The seven Virginia sites are:

Blue Crab Sanctuary in the mainstem of the Chesapeake Bay
Bethel Beach Natural Area Preserve in Mathews County
Dameron Marsh Natural Area Preserve in Northumberland County
Hughlett Point Natural Area Preserve in Northumberland County
Savage Neck Dunes Natural Area Preserve in Northampton County
False Cape State Park in Virginia Beach
Kiptopeke State Park in Northampton County

The natural area preserves and state parks are included because they contain protected intertidal zones (lands that are submerged at high tide and exposed at low tide) that are considered part of the marine environment. These sites were chosen because they meet national standards established through a science-based, public process that defines whether a marine protected area is eligible for inclusion in the new national system.

The Virginia sites are marine environments already permanently protected under Virginia laws and regulations. No new federal restrictions will be applied to the management of these sites.
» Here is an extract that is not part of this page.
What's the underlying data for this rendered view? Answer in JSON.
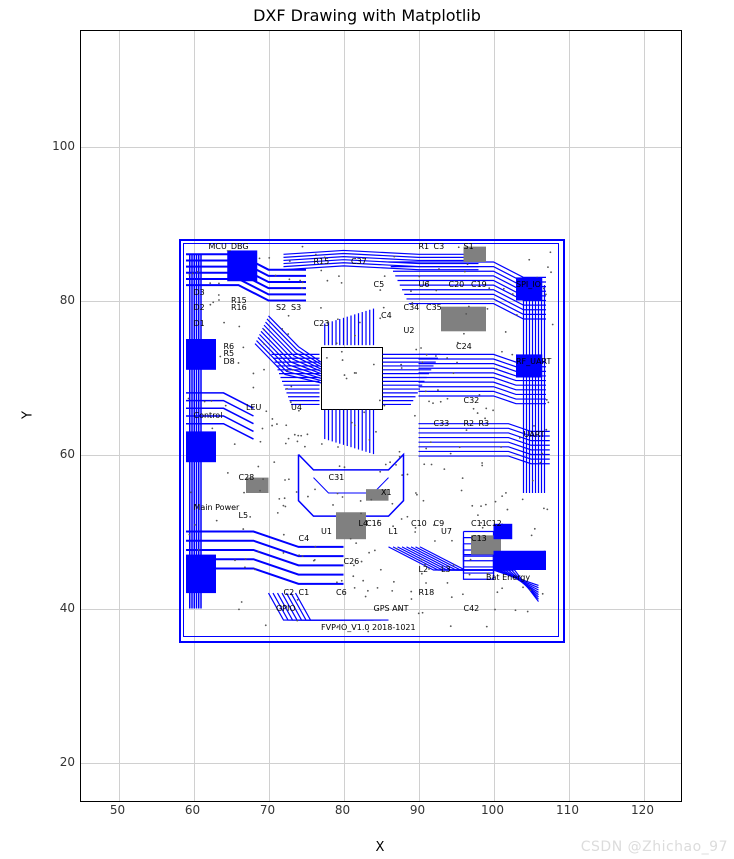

Rather, Virginia is being recognized for its existing efforts to manage these special marine environments.

The national system was launched by the U.S. Departments of Commerce and Interior to enhance the effectiveness of marine protected areas across the country in conserving cultural resources, marine species, habitats and ecosystems by encouraging partnerships to address issues affecting the areas and improving public access to scientific information and decision-making about marine resources.

The Virginia sites make up 3.1 percent of the overall national system and cover and area of approximately 952 square miles. The full national list is available in the Federal Register at and at A map of the Virginia locations is available upon request from DEQ and at

From: Krystal Coxon

Sent: May 11, 2009 at 2:08 pm